Problem >> Drop every picture. Return the rest of the entries exactly.

Saved data entries >>
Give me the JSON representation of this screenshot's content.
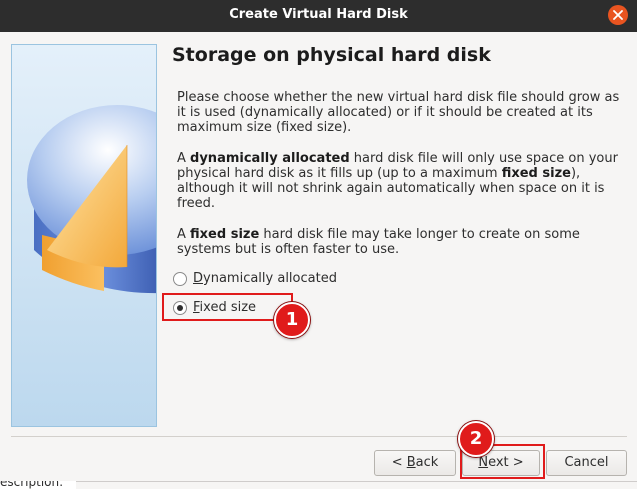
{
  "window": {
    "title": "Create Virtual Hard Disk"
  },
  "page": {
    "heading": "Storage on physical hard disk",
    "paragraph1": "Please choose whether the new virtual hard disk file should grow as it is used (dynamically allocated) or if it should be created at its maximum size (fixed size).",
    "paragraph2": {
      "t1": "A ",
      "b1": "dynamically allocated",
      "t2": " hard disk file will only use space on your physical hard disk as it fills up (up to a maximum ",
      "b2": "fixed size",
      "t3": "), although it will not shrink again automatically when space on it is freed."
    },
    "paragraph3": {
      "t1": "A ",
      "b1": "fixed size",
      "t2": " hard disk file may take longer to create on some systems but is often faster to use."
    }
  },
  "options": [
    {
      "mnemonic": "D",
      "rest": "ynamically allocated",
      "selected": false
    },
    {
      "mnemonic": "F",
      "rest": "ixed size",
      "selected": true
    }
  ],
  "buttons": {
    "back": {
      "prefix": "< ",
      "mnemonic": "B",
      "rest": "ack"
    },
    "next": {
      "mnemonic": "N",
      "rest": "ext >"
    },
    "cancel": "Cancel"
  },
  "annotations": {
    "step1": "1",
    "step2": "2",
    "highlight_color": "#e01b1b"
  },
  "background_fragment": "escription:",
  "colors": {
    "titlebar": "#2d2d2d",
    "close_button": "#e95420",
    "dialog_bg": "#f6f5f4"
  }
}
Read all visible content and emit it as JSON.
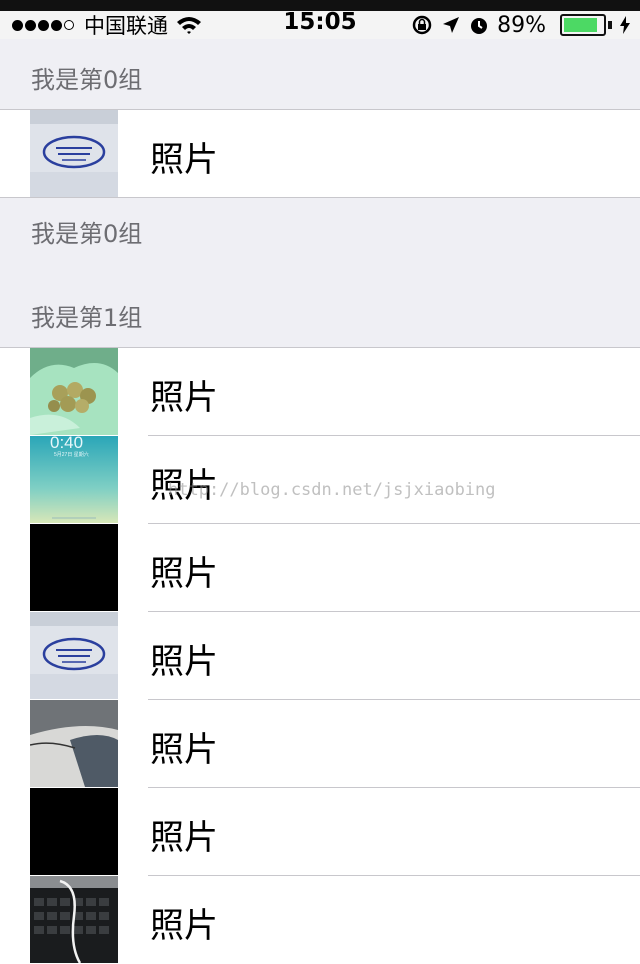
{
  "status": {
    "carrier": "中国联通",
    "time": "15:05",
    "battery_pct": "89%",
    "battery_level": 0.89,
    "signal_bars_filled": 4,
    "signal_bars_total": 5,
    "battery_color": "#4cd964"
  },
  "sections": [
    {
      "header": "我是第0组",
      "footer": "我是第0组",
      "rows": [
        {
          "label": "照片",
          "thumb": "stamp-photo"
        }
      ]
    },
    {
      "header": "我是第1组",
      "rows": [
        {
          "label": "照片",
          "thumb": "food-bag-photo"
        },
        {
          "label": "照片",
          "thumb": "lockscreen-photo"
        },
        {
          "label": "照片",
          "thumb": "black-photo"
        },
        {
          "label": "照片",
          "thumb": "stamp-photo"
        },
        {
          "label": "照片",
          "thumb": "desk-photo"
        },
        {
          "label": "照片",
          "thumb": "black-photo"
        },
        {
          "label": "照片",
          "thumb": "keyboard-photo"
        }
      ]
    }
  ],
  "lockscreen_thumb": {
    "time_text": "0:40",
    "date_text": "5月27日 星期六"
  },
  "watermark": "http://blog.csdn.net/jsjxiaobing"
}
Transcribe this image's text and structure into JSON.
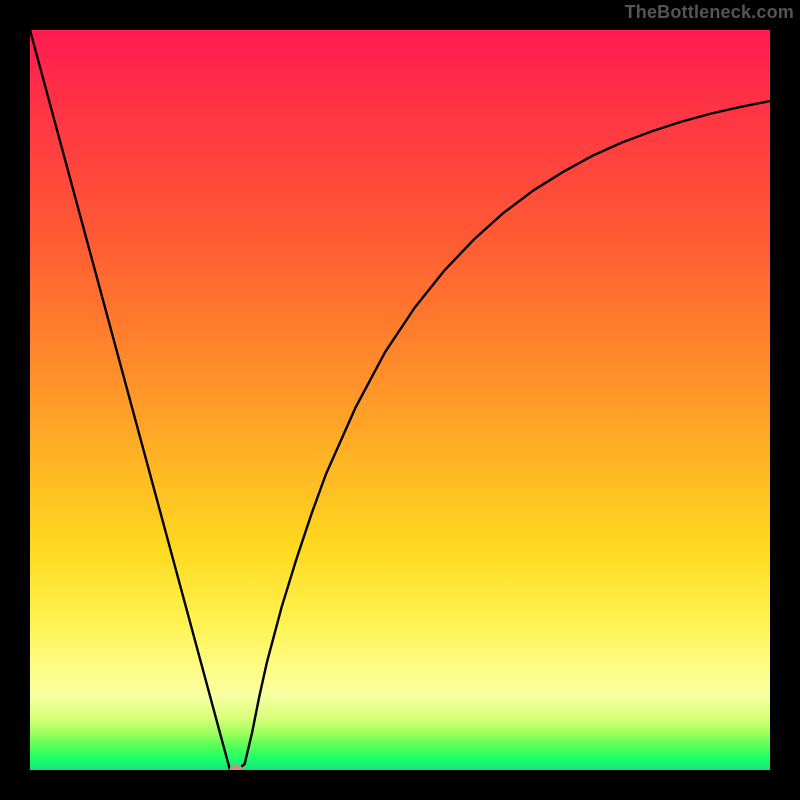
{
  "watermark": "TheBottleneck.com",
  "colors": {
    "frame": "#000000",
    "curve": "#000000",
    "marker": "#cf8f86",
    "gradient_top": "#ff1a52",
    "gradient_bottom": "#14e27d"
  },
  "chart_data": {
    "type": "line",
    "title": "",
    "xlabel": "",
    "ylabel": "",
    "xlim": [
      0,
      100
    ],
    "ylim": [
      0,
      100
    ],
    "x": [
      0,
      2,
      4,
      6,
      8,
      10,
      12,
      14,
      16,
      18,
      20,
      22,
      24,
      26,
      27,
      28,
      29,
      30,
      31,
      32,
      34,
      36,
      38,
      40,
      44,
      48,
      52,
      56,
      60,
      64,
      68,
      72,
      76,
      80,
      84,
      88,
      92,
      96,
      100
    ],
    "y": [
      100,
      92.6,
      85.2,
      77.8,
      70.4,
      63.0,
      55.6,
      48.2,
      40.8,
      33.4,
      26.0,
      18.6,
      11.2,
      3.8,
      0.1,
      0.0,
      0.8,
      5.0,
      10.0,
      14.5,
      22.0,
      28.5,
      34.5,
      40.0,
      49.0,
      56.5,
      62.5,
      67.5,
      71.7,
      75.3,
      78.3,
      80.8,
      83.0,
      84.8,
      86.3,
      87.6,
      88.7,
      89.6,
      90.4
    ],
    "marker": {
      "x": 27.8,
      "y": 0.0
    }
  }
}
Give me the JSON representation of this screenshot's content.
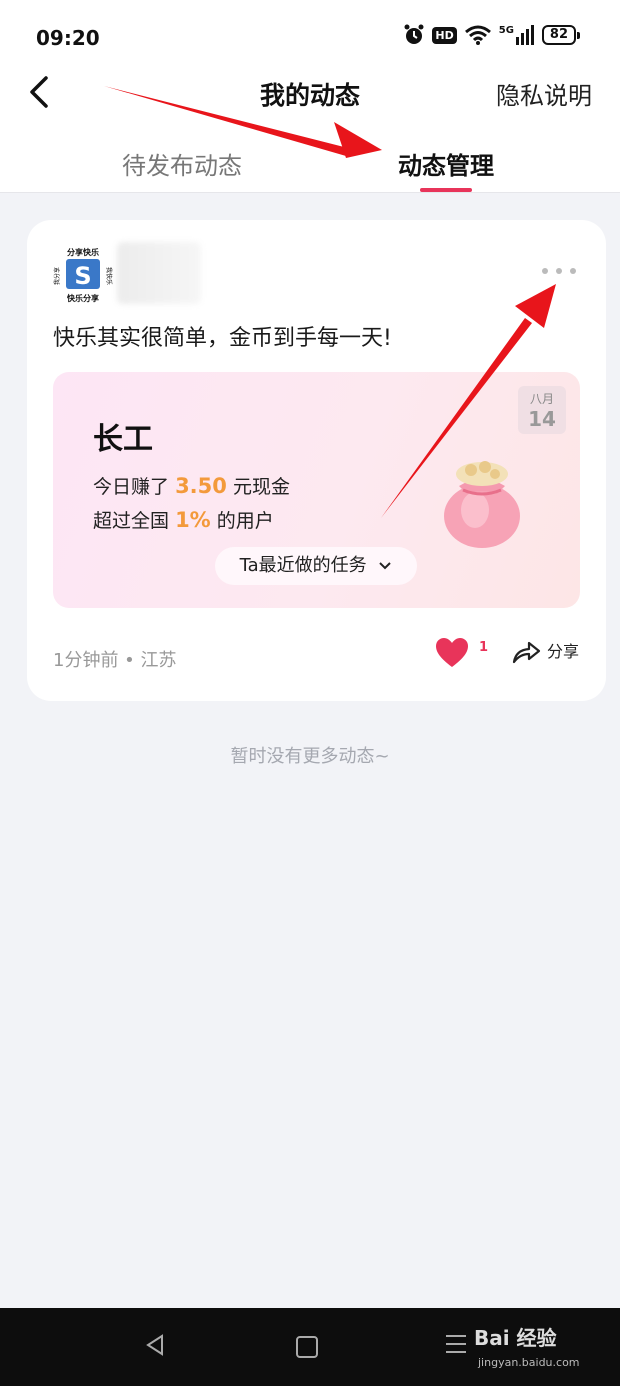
{
  "status_bar": {
    "time": "09:20",
    "hd_label": "HD",
    "network_label": "5G",
    "battery": "82"
  },
  "header": {
    "title": "我的动态",
    "privacy_label": "隐私说明"
  },
  "tabs": [
    {
      "label": "待发布动态"
    },
    {
      "label": "动态管理"
    }
  ],
  "post": {
    "text": "快乐其实很简单，金币到手每一天!",
    "task_card": {
      "date_month": "八月",
      "date_day": "14",
      "title": "长工",
      "line1_prefix": "今日赚了",
      "amount": "3.50",
      "line1_suffix": "元现金",
      "line2_prefix": "超过全国",
      "percent": "1%",
      "line2_suffix": "的用户",
      "button_label": "Ta最近做的任务"
    },
    "meta": "1分钟前 • 江苏",
    "like_count": "1",
    "share_label": "分享"
  },
  "avatar": {
    "top_text": "分享快乐",
    "bottom_text": "快乐分享",
    "left_text": "我分享",
    "right_text": "我快乐",
    "letter": "S"
  },
  "empty_state": "暂时没有更多动态~",
  "watermark": {
    "brand": "Bai 经验",
    "url": "jingyan.baidu.com"
  },
  "colors": {
    "accent": "#e8345a",
    "highlight": "#f39a3b",
    "annotation_arrow": "#e8151b"
  }
}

Answer to the problem >>
Give me the JSON representation of this screenshot's content.
{
  "window": {
    "title": "Create Virtual Hard Disk"
  },
  "page": {
    "heading": "Storage on physical hard disk",
    "paragraph1": "Please choose whether the new virtual hard disk file should grow as it is used (dynamically allocated) or if it should be created at its maximum size (fixed size).",
    "paragraph2": {
      "t1": "A ",
      "b1": "dynamically allocated",
      "t2": " hard disk file will only use space on your physical hard disk as it fills up (up to a maximum ",
      "b2": "fixed size",
      "t3": "), although it will not shrink again automatically when space on it is freed."
    },
    "paragraph3": {
      "t1": "A ",
      "b1": "fixed size",
      "t2": " hard disk file may take longer to create on some systems but is often faster to use."
    }
  },
  "options": [
    {
      "mnemonic": "D",
      "rest": "ynamically allocated",
      "selected": false
    },
    {
      "mnemonic": "F",
      "rest": "ixed size",
      "selected": true
    }
  ],
  "buttons": {
    "back": {
      "prefix": "< ",
      "mnemonic": "B",
      "rest": "ack"
    },
    "next": {
      "mnemonic": "N",
      "rest": "ext >"
    },
    "cancel": "Cancel"
  },
  "annotations": {
    "step1": "1",
    "step2": "2",
    "highlight_color": "#e01b1b"
  },
  "background_fragment": "escription:",
  "colors": {
    "titlebar": "#2d2d2d",
    "close_button": "#e95420",
    "dialog_bg": "#f6f5f4"
  }
}
Read all visible content and emit it as JSON.
{
  "status": {
    "carrier": "中国联通",
    "time": "15:05",
    "battery_pct": "89%",
    "battery_level": 0.89,
    "signal_bars_filled": 4,
    "signal_bars_total": 5,
    "battery_color": "#4cd964"
  },
  "sections": [
    {
      "header": "我是第0组",
      "footer": "我是第0组",
      "rows": [
        {
          "label": "照片",
          "thumb": "stamp-photo"
        }
      ]
    },
    {
      "header": "我是第1组",
      "rows": [
        {
          "label": "照片",
          "thumb": "food-bag-photo"
        },
        {
          "label": "照片",
          "thumb": "lockscreen-photo"
        },
        {
          "label": "照片",
          "thumb": "black-photo"
        },
        {
          "label": "照片",
          "thumb": "stamp-photo"
        },
        {
          "label": "照片",
          "thumb": "desk-photo"
        },
        {
          "label": "照片",
          "thumb": "black-photo"
        },
        {
          "label": "照片",
          "thumb": "keyboard-photo"
        }
      ]
    }
  ],
  "lockscreen_thumb": {
    "time_text": "0:40",
    "date_text": "5月27日 星期六"
  },
  "watermark": "http://blog.csdn.net/jsjxiaobing"
}
Transcribe this image's text and structure into JSON.
{
  "watermark": "TheBottleneck.com",
  "colors": {
    "frame": "#000000",
    "curve": "#000000",
    "marker": "#cf8f86",
    "gradient_top": "#ff1a52",
    "gradient_bottom": "#14e27d"
  },
  "chart_data": {
    "type": "line",
    "title": "",
    "xlabel": "",
    "ylabel": "",
    "xlim": [
      0,
      100
    ],
    "ylim": [
      0,
      100
    ],
    "x": [
      0,
      2,
      4,
      6,
      8,
      10,
      12,
      14,
      16,
      18,
      20,
      22,
      24,
      26,
      27,
      28,
      29,
      30,
      31,
      32,
      34,
      36,
      38,
      40,
      44,
      48,
      52,
      56,
      60,
      64,
      68,
      72,
      76,
      80,
      84,
      88,
      92,
      96,
      100
    ],
    "y": [
      100,
      92.6,
      85.2,
      77.8,
      70.4,
      63.0,
      55.6,
      48.2,
      40.8,
      33.4,
      26.0,
      18.6,
      11.2,
      3.8,
      0.1,
      0.0,
      0.8,
      5.0,
      10.0,
      14.5,
      22.0,
      28.5,
      34.5,
      40.0,
      49.0,
      56.5,
      62.5,
      67.5,
      71.7,
      75.3,
      78.3,
      80.8,
      83.0,
      84.8,
      86.3,
      87.6,
      88.7,
      89.6,
      90.4
    ],
    "marker": {
      "x": 27.8,
      "y": 0.0
    }
  }
}
Give me the JSON representation of this screenshot's content.
{
  "status_bar": {
    "time": "09:20",
    "hd_label": "HD",
    "network_label": "5G",
    "battery": "82"
  },
  "header": {
    "title": "我的动态",
    "privacy_label": "隐私说明"
  },
  "tabs": [
    {
      "label": "待发布动态"
    },
    {
      "label": "动态管理"
    }
  ],
  "post": {
    "text": "快乐其实很简单，金币到手每一天!",
    "task_card": {
      "date_month": "八月",
      "date_day": "14",
      "title": "长工",
      "line1_prefix": "今日赚了",
      "amount": "3.50",
      "line1_suffix": "元现金",
      "line2_prefix": "超过全国",
      "percent": "1%",
      "line2_suffix": "的用户",
      "button_label": "Ta最近做的任务"
    },
    "meta": "1分钟前 • 江苏",
    "like_count": "1",
    "share_label": "分享"
  },
  "avatar": {
    "top_text": "分享快乐",
    "bottom_text": "快乐分享",
    "left_text": "我分享",
    "right_text": "我快乐",
    "letter": "S"
  },
  "empty_state": "暂时没有更多动态~",
  "watermark": {
    "brand": "Bai 经验",
    "url": "jingyan.baidu.com"
  },
  "colors": {
    "accent": "#e8345a",
    "highlight": "#f39a3b",
    "annotation_arrow": "#e8151b"
  }
}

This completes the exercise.